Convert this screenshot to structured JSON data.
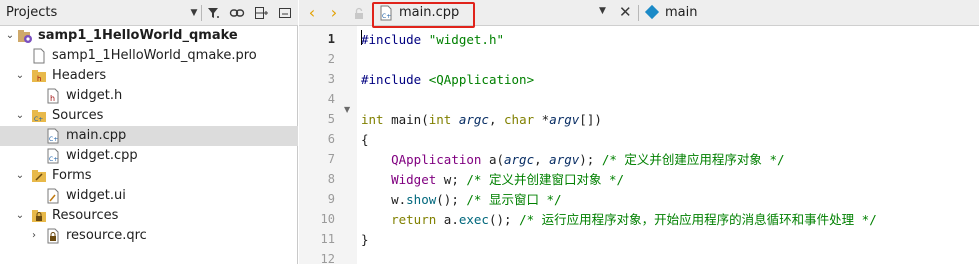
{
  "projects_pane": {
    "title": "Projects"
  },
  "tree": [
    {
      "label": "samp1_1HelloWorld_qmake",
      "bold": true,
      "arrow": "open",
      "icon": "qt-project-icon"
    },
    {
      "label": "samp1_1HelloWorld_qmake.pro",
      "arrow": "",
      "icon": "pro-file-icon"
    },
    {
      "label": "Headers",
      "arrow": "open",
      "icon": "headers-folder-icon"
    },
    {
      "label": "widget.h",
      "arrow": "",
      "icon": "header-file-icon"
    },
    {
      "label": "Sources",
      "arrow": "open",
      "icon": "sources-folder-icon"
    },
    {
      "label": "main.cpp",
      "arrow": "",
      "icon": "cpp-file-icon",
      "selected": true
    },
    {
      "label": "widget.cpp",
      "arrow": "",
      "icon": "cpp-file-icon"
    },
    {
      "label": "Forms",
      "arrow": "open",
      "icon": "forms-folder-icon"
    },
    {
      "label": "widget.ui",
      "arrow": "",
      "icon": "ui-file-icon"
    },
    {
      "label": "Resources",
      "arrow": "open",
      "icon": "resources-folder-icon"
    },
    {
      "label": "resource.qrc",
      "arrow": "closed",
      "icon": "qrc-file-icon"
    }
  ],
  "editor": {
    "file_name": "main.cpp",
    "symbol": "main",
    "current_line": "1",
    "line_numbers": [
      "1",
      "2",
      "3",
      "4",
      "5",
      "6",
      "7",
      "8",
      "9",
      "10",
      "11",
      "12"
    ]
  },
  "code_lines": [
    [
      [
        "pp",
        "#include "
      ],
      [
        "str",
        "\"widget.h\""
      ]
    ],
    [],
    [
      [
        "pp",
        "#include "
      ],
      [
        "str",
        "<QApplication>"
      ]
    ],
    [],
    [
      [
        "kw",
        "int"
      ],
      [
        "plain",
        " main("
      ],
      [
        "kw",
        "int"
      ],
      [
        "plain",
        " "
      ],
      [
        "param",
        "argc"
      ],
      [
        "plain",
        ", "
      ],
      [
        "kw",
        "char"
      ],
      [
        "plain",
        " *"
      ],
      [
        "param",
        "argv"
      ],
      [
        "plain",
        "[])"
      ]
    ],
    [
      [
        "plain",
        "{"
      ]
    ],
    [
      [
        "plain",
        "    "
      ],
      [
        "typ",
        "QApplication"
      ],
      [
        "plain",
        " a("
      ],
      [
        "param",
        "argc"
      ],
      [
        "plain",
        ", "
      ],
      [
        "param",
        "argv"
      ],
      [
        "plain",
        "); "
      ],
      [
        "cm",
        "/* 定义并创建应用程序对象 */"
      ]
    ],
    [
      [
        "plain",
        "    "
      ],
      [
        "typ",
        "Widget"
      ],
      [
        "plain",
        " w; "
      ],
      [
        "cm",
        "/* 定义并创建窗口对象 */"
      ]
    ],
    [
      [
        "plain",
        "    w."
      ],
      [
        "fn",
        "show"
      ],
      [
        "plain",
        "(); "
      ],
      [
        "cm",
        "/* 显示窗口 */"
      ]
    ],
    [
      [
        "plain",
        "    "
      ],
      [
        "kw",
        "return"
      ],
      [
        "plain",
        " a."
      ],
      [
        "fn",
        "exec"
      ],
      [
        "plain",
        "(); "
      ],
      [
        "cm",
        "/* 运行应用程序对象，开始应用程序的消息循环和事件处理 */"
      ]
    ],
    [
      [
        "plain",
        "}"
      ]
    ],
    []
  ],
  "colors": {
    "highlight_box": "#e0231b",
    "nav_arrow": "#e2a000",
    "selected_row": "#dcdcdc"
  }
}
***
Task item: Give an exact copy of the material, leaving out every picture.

Response to the task:
Convert this screenshot to structured JSON data.
{
  "projects_pane": {
    "title": "Projects"
  },
  "tree": [
    {
      "label": "samp1_1HelloWorld_qmake",
      "bold": true,
      "arrow": "open",
      "icon": "qt-project-icon"
    },
    {
      "label": "samp1_1HelloWorld_qmake.pro",
      "arrow": "",
      "icon": "pro-file-icon"
    },
    {
      "label": "Headers",
      "arrow": "open",
      "icon": "headers-folder-icon"
    },
    {
      "label": "widget.h",
      "arrow": "",
      "icon": "header-file-icon"
    },
    {
      "label": "Sources",
      "arrow": "open",
      "icon": "sources-folder-icon"
    },
    {
      "label": "main.cpp",
      "arrow": "",
      "icon": "cpp-file-icon",
      "selected": true
    },
    {
      "label": "widget.cpp",
      "arrow": "",
      "icon": "cpp-file-icon"
    },
    {
      "label": "Forms",
      "arrow": "open",
      "icon": "forms-folder-icon"
    },
    {
      "label": "widget.ui",
      "arrow": "",
      "icon": "ui-file-icon"
    },
    {
      "label": "Resources",
      "arrow": "open",
      "icon": "resources-folder-icon"
    },
    {
      "label": "resource.qrc",
      "arrow": "closed",
      "icon": "qrc-file-icon"
    }
  ],
  "editor": {
    "file_name": "main.cpp",
    "symbol": "main",
    "current_line": "1",
    "line_numbers": [
      "1",
      "2",
      "3",
      "4",
      "5",
      "6",
      "7",
      "8",
      "9",
      "10",
      "11",
      "12"
    ]
  },
  "code_lines": [
    [
      [
        "pp",
        "#include "
      ],
      [
        "str",
        "\"widget.h\""
      ]
    ],
    [],
    [
      [
        "pp",
        "#include "
      ],
      [
        "str",
        "<QApplication>"
      ]
    ],
    [],
    [
      [
        "kw",
        "int"
      ],
      [
        "plain",
        " main("
      ],
      [
        "kw",
        "int"
      ],
      [
        "plain",
        " "
      ],
      [
        "param",
        "argc"
      ],
      [
        "plain",
        ", "
      ],
      [
        "kw",
        "char"
      ],
      [
        "plain",
        " *"
      ],
      [
        "param",
        "argv"
      ],
      [
        "plain",
        "[])"
      ]
    ],
    [
      [
        "plain",
        "{"
      ]
    ],
    [
      [
        "plain",
        "    "
      ],
      [
        "typ",
        "QApplication"
      ],
      [
        "plain",
        " a("
      ],
      [
        "param",
        "argc"
      ],
      [
        "plain",
        ", "
      ],
      [
        "param",
        "argv"
      ],
      [
        "plain",
        "); "
      ],
      [
        "cm",
        "/* 定义并创建应用程序对象 */"
      ]
    ],
    [
      [
        "plain",
        "    "
      ],
      [
        "typ",
        "Widget"
      ],
      [
        "plain",
        " w; "
      ],
      [
        "cm",
        "/* 定义并创建窗口对象 */"
      ]
    ],
    [
      [
        "plain",
        "    w."
      ],
      [
        "fn",
        "show"
      ],
      [
        "plain",
        "(); "
      ],
      [
        "cm",
        "/* 显示窗口 */"
      ]
    ],
    [
      [
        "plain",
        "    "
      ],
      [
        "kw",
        "return"
      ],
      [
        "plain",
        " a."
      ],
      [
        "fn",
        "exec"
      ],
      [
        "plain",
        "(); "
      ],
      [
        "cm",
        "/* 运行应用程序对象，开始应用程序的消息循环和事件处理 */"
      ]
    ],
    [
      [
        "plain",
        "}"
      ]
    ],
    []
  ],
  "colors": {
    "highlight_box": "#e0231b",
    "nav_arrow": "#e2a000",
    "selected_row": "#dcdcdc"
  }
}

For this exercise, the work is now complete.